→ **Element data from apps and pages**
[Start of Attachment]

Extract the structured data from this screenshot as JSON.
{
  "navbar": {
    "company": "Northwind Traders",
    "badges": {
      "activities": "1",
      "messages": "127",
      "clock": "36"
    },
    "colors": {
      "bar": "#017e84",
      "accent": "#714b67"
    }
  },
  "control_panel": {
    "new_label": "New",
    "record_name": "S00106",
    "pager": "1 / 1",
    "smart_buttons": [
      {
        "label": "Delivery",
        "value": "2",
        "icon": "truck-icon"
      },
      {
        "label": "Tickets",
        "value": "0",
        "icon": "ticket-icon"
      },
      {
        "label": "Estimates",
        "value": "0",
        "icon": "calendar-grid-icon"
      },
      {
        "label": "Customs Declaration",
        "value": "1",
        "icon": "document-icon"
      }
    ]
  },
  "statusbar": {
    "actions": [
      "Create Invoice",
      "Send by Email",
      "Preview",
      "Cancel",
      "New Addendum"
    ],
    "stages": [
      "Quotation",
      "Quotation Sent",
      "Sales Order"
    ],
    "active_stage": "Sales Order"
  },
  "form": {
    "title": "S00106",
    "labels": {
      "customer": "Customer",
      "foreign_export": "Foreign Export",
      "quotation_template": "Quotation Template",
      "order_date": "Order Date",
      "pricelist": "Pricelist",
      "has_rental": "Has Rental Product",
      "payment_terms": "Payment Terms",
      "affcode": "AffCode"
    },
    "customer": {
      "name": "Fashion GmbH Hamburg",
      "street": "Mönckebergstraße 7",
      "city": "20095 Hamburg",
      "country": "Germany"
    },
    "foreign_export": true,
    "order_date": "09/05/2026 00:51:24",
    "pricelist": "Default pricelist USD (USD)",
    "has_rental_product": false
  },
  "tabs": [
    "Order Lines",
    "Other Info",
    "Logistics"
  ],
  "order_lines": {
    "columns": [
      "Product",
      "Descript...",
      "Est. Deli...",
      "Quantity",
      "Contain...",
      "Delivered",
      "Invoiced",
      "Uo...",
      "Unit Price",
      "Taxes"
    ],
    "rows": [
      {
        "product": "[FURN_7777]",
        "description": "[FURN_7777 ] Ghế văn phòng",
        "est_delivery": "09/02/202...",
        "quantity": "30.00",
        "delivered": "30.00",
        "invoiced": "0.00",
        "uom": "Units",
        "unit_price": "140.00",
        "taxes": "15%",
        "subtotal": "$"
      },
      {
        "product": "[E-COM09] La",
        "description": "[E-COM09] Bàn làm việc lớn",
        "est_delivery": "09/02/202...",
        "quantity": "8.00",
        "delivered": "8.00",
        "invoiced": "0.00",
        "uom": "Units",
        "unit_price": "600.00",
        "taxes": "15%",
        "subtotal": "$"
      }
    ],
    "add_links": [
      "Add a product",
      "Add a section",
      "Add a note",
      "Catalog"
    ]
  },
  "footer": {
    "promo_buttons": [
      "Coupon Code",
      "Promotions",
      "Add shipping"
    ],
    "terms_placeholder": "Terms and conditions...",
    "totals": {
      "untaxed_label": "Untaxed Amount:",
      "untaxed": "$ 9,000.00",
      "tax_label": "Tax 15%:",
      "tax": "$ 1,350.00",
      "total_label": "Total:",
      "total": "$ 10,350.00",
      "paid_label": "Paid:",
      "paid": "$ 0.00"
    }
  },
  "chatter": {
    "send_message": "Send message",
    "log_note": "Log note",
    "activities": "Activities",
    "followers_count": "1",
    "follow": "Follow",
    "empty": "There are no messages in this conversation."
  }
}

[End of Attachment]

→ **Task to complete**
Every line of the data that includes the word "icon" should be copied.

→ **Exercise output**
        "icon": "truck-icon"
        "icon": "ticket-icon"
        "icon": "calendar-grid-icon"
        "icon": "document-icon"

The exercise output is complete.